_The task:_ The reply should give back every entry exactly as written.

[Opening Data records section]

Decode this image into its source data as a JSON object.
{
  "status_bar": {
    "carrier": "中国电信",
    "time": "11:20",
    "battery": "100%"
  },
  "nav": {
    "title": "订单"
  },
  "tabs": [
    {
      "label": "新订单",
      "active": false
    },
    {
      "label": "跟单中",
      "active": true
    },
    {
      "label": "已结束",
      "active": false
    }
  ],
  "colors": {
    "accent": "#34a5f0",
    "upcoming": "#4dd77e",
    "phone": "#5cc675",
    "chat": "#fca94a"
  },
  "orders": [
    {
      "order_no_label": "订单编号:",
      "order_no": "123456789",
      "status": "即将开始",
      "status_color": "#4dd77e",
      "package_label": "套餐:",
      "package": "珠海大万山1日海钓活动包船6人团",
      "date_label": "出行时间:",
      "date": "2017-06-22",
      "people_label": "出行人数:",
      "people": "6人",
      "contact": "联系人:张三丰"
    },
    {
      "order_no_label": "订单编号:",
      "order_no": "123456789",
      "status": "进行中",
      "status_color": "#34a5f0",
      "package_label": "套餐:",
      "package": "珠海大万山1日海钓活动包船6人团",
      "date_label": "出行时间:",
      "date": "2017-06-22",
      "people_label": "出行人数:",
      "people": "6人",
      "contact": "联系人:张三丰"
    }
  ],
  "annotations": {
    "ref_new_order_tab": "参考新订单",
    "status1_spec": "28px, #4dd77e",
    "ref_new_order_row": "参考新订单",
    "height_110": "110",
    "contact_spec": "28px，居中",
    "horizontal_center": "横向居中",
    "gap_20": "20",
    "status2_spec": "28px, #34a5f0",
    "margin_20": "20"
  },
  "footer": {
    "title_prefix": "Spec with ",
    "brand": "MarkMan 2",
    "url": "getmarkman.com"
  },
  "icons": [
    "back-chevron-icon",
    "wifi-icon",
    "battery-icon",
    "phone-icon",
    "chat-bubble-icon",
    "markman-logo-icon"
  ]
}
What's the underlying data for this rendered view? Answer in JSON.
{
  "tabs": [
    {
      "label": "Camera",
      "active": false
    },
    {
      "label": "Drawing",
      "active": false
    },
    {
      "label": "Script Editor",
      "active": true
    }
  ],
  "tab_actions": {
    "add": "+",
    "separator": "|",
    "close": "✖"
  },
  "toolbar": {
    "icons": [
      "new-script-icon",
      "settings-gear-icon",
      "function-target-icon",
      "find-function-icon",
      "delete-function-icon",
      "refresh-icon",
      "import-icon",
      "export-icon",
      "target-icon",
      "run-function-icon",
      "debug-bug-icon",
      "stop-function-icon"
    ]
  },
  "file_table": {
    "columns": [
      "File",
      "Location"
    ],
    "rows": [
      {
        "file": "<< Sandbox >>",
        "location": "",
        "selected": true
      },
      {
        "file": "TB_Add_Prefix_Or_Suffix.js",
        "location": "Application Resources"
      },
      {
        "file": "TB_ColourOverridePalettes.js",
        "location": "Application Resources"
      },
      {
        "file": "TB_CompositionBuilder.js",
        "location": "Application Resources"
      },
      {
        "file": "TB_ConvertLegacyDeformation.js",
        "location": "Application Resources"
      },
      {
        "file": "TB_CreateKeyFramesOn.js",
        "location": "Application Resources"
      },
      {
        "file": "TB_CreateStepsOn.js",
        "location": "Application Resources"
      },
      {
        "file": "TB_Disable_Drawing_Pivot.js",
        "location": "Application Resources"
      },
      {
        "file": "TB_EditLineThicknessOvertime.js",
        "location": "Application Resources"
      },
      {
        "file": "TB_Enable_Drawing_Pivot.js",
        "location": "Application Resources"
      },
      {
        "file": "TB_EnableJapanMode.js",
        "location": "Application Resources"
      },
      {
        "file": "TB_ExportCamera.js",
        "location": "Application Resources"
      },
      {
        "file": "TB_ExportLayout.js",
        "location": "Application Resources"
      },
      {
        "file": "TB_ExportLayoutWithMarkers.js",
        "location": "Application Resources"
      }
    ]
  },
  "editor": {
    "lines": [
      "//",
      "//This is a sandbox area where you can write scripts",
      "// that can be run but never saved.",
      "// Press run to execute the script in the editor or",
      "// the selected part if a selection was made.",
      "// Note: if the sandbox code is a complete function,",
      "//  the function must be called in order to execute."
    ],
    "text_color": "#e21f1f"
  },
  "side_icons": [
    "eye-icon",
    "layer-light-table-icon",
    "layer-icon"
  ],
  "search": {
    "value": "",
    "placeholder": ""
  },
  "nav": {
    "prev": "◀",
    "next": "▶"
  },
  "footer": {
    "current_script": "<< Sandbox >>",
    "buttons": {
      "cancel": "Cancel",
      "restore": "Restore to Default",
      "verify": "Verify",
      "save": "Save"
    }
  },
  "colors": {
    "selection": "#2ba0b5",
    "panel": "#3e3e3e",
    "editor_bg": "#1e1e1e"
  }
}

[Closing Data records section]

_Reply:_
Decode this image into its source data as a JSON object.
{
  "status_bar": {
    "carrier": "中国电信",
    "time": "11:20",
    "battery": "100%"
  },
  "nav": {
    "title": "订单"
  },
  "tabs": [
    {
      "label": "新订单",
      "active": false
    },
    {
      "label": "跟单中",
      "active": true
    },
    {
      "label": "已结束",
      "active": false
    }
  ],
  "colors": {
    "accent": "#34a5f0",
    "upcoming": "#4dd77e",
    "phone": "#5cc675",
    "chat": "#fca94a"
  },
  "orders": [
    {
      "order_no_label": "订单编号:",
      "order_no": "123456789",
      "status": "即将开始",
      "status_color": "#4dd77e",
      "package_label": "套餐:",
      "package": "珠海大万山1日海钓活动包船6人团",
      "date_label": "出行时间:",
      "date": "2017-06-22",
      "people_label": "出行人数:",
      "people": "6人",
      "contact": "联系人:张三丰"
    },
    {
      "order_no_label": "订单编号:",
      "order_no": "123456789",
      "status": "进行中",
      "status_color": "#34a5f0",
      "package_label": "套餐:",
      "package": "珠海大万山1日海钓活动包船6人团",
      "date_label": "出行时间:",
      "date": "2017-06-22",
      "people_label": "出行人数:",
      "people": "6人",
      "contact": "联系人:张三丰"
    }
  ],
  "annotations": {
    "ref_new_order_tab": "参考新订单",
    "status1_spec": "28px, #4dd77e",
    "ref_new_order_row": "参考新订单",
    "height_110": "110",
    "contact_spec": "28px，居中",
    "horizontal_center": "横向居中",
    "gap_20": "20",
    "status2_spec": "28px, #34a5f0",
    "margin_20": "20"
  },
  "footer": {
    "title_prefix": "Spec with ",
    "brand": "MarkMan 2",
    "url": "getmarkman.com"
  },
  "icons": [
    "back-chevron-icon",
    "wifi-icon",
    "battery-icon",
    "phone-icon",
    "chat-bubble-icon",
    "markman-logo-icon"
  ]
}
What's the underlying data for this rendered view? Answer in JSON.
{
  "tabs": [
    {
      "label": "Camera",
      "active": false
    },
    {
      "label": "Drawing",
      "active": false
    },
    {
      "label": "Script Editor",
      "active": true
    }
  ],
  "tab_actions": {
    "add": "+",
    "separator": "|",
    "close": "✖"
  },
  "toolbar": {
    "icons": [
      "new-script-icon",
      "settings-gear-icon",
      "function-target-icon",
      "find-function-icon",
      "delete-function-icon",
      "refresh-icon",
      "import-icon",
      "export-icon",
      "target-icon",
      "run-function-icon",
      "debug-bug-icon",
      "stop-function-icon"
    ]
  },
  "file_table": {
    "columns": [
      "File",
      "Location"
    ],
    "rows": [
      {
        "file": "<< Sandbox >>",
        "location": "",
        "selected": true
      },
      {
        "file": "TB_Add_Prefix_Or_Suffix.js",
        "location": "Application Resources"
      },
      {
        "file": "TB_ColourOverridePalettes.js",
        "location": "Application Resources"
      },
      {
        "file": "TB_CompositionBuilder.js",
        "location": "Application Resources"
      },
      {
        "file": "TB_ConvertLegacyDeformation.js",
        "location": "Application Resources"
      },
      {
        "file": "TB_CreateKeyFramesOn.js",
        "location": "Application Resources"
      },
      {
        "file": "TB_CreateStepsOn.js",
        "location": "Application Resources"
      },
      {
        "file": "TB_Disable_Drawing_Pivot.js",
        "location": "Application Resources"
      },
      {
        "file": "TB_EditLineThicknessOvertime.js",
        "location": "Application Resources"
      },
      {
        "file": "TB_Enable_Drawing_Pivot.js",
        "location": "Application Resources"
      },
      {
        "file": "TB_EnableJapanMode.js",
        "location": "Application Resources"
      },
      {
        "file": "TB_ExportCamera.js",
        "location": "Application Resources"
      },
      {
        "file": "TB_ExportLayout.js",
        "location": "Application Resources"
      },
      {
        "file": "TB_ExportLayoutWithMarkers.js",
        "location": "Application Resources"
      }
    ]
  },
  "editor": {
    "lines": [
      "//",
      "//This is a sandbox area where you can write scripts",
      "// that can be run but never saved.",
      "// Press run to execute the script in the editor or",
      "// the selected part if a selection was made.",
      "// Note: if the sandbox code is a complete function,",
      "//  the function must be called in order to execute."
    ],
    "text_color": "#e21f1f"
  },
  "side_icons": [
    "eye-icon",
    "layer-light-table-icon",
    "layer-icon"
  ],
  "search": {
    "value": "",
    "placeholder": ""
  },
  "nav": {
    "prev": "◀",
    "next": "▶"
  },
  "footer": {
    "current_script": "<< Sandbox >>",
    "buttons": {
      "cancel": "Cancel",
      "restore": "Restore to Default",
      "verify": "Verify",
      "save": "Save"
    }
  },
  "colors": {
    "selection": "#2ba0b5",
    "panel": "#3e3e3e",
    "editor_bg": "#1e1e1e"
  }
}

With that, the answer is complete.